People have already tested ChatGPT as a translation tool, and the results were surprisingly good. For instance, multiple Reddit users used it to translate jokes, tweets, and Telegram posts. The translations, turns out, were on the same level as those of Google Translate and DeepL.
All in all, ChatGPT is a free tool that can actually help you with a number of tasks. In fact, the purpose of the tool is the take over the more monotonous aspects of emails and paperwork, so you can focus on customer-oriented and creative tasks.
So if you're looking to translate a short text quickly and mostly accurately, don't be afraid to use ChatGPT. However, if you're looking for a more precise and brand-focused translation, you should always go for a professional, human translation service.
The reality is that automated translation works best as an aid in the translation process and should not replace human translation.
The economy of the 21st century is, and will remain, global. Companies must explore new strategies and technologies to adapt to the changing business landscape. Machine translation is a great tool for improving workflow and increasing efficiency. It can help you create more content for a wider audience, and it's cost-effective as well.
Of course, it's important to weigh your options with care. It all depends on the content you create and want to translate. Do your homework. Make sure to find out what type of machine translation engine is best for you and the amount of content you need to be translated.
Here at Bureau Works, we've got you covered. Our team of experts can help you with machine translation, no matter the industry. If you need complex translations, our post-editing services can help you get the desired accuracy and brand identity.

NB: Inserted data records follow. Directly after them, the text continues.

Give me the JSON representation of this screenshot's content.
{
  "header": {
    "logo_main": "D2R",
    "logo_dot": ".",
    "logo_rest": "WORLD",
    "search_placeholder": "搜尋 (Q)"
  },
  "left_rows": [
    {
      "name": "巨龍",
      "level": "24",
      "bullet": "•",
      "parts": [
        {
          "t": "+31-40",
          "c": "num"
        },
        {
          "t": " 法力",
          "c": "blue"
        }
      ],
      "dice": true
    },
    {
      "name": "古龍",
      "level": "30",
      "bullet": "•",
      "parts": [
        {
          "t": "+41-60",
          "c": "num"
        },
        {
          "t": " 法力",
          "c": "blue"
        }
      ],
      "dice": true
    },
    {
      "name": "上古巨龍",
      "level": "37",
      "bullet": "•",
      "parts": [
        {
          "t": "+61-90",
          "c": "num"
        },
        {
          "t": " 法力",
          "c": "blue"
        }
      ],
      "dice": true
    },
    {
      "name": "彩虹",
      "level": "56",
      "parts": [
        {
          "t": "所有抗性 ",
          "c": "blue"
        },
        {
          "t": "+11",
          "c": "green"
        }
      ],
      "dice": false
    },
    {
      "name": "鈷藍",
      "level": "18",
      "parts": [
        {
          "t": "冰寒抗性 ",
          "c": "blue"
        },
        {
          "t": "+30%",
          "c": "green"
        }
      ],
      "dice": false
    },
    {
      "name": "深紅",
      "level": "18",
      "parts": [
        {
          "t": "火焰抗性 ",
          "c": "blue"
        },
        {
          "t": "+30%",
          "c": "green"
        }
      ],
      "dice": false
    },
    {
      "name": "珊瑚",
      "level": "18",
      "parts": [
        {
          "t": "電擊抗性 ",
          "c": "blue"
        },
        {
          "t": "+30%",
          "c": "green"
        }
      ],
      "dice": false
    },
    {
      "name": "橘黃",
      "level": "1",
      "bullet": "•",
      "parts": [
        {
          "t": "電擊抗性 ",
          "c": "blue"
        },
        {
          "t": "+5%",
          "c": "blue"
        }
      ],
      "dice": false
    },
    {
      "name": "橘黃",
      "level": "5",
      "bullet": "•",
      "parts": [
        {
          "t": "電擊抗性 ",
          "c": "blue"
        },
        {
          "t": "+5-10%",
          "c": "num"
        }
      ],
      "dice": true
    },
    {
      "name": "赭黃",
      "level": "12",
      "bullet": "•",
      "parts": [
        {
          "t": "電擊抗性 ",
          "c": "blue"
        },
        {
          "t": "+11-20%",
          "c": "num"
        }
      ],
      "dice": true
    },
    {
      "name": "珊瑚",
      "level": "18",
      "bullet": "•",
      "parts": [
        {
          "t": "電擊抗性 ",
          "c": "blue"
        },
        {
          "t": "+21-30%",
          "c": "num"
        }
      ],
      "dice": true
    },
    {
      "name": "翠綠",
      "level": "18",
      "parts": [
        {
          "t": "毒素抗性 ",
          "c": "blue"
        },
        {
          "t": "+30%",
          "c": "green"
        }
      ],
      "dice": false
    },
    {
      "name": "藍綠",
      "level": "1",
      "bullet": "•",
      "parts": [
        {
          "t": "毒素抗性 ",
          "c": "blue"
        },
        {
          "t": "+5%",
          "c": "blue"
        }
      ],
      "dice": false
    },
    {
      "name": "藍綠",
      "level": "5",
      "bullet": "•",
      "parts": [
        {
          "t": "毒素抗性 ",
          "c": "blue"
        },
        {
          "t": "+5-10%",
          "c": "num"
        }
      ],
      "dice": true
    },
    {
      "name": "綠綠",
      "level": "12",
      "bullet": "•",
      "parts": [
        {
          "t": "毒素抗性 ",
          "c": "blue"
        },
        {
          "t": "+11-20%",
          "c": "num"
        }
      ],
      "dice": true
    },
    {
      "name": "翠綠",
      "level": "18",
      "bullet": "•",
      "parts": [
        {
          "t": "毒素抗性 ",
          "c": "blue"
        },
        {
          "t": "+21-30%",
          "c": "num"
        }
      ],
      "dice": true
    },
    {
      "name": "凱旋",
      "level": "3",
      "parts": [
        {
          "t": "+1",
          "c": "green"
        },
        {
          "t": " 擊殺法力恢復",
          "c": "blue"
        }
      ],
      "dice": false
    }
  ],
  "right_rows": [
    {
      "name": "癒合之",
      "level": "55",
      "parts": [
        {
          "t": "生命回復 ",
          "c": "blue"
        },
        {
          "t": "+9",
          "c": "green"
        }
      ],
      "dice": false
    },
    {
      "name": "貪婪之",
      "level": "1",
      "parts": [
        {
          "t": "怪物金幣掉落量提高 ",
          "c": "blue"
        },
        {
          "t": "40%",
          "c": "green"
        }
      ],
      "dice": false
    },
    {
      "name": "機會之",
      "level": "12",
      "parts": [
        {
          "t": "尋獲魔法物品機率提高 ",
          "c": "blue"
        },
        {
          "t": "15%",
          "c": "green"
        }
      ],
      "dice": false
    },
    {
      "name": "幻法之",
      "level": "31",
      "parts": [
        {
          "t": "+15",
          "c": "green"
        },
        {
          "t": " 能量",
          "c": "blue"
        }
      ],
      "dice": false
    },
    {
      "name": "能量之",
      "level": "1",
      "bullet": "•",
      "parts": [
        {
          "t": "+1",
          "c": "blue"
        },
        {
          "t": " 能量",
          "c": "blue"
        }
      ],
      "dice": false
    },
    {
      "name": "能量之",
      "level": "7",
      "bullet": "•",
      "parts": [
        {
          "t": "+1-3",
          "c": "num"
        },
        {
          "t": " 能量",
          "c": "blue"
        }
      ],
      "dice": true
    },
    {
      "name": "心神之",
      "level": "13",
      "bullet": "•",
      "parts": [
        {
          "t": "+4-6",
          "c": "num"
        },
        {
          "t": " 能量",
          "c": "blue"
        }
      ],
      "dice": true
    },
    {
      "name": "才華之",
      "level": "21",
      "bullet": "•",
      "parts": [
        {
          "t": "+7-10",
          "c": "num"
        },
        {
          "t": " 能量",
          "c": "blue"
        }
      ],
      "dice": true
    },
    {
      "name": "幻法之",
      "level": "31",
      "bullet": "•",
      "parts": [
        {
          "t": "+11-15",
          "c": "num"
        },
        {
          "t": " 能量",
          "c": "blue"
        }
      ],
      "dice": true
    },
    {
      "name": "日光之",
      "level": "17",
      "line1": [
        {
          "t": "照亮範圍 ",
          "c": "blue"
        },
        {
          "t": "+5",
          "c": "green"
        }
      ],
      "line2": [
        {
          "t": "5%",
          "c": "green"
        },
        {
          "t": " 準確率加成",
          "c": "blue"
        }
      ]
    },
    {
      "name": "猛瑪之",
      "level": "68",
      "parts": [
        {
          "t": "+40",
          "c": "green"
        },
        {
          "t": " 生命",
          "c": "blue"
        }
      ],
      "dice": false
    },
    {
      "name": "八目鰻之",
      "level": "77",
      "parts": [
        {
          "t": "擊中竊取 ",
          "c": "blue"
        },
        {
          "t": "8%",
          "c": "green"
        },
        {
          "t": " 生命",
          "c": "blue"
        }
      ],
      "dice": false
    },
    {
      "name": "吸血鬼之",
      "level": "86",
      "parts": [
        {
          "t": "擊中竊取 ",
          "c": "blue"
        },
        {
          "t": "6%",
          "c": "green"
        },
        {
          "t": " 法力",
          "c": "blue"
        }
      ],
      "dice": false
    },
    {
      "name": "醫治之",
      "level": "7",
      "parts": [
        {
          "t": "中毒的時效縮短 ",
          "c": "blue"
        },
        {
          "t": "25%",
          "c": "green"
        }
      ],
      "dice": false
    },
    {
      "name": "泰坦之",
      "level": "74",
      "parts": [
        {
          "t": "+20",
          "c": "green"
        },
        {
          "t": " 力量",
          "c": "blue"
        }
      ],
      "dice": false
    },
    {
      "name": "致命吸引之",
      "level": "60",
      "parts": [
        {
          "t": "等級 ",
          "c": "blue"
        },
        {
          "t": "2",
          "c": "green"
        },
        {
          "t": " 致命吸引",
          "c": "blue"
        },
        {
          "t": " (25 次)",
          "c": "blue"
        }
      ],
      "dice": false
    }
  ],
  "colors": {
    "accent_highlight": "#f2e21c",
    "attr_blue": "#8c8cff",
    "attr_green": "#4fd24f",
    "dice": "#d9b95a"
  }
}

Don't wait anymore. Contact us today, and let us help you grow your business on a global scale.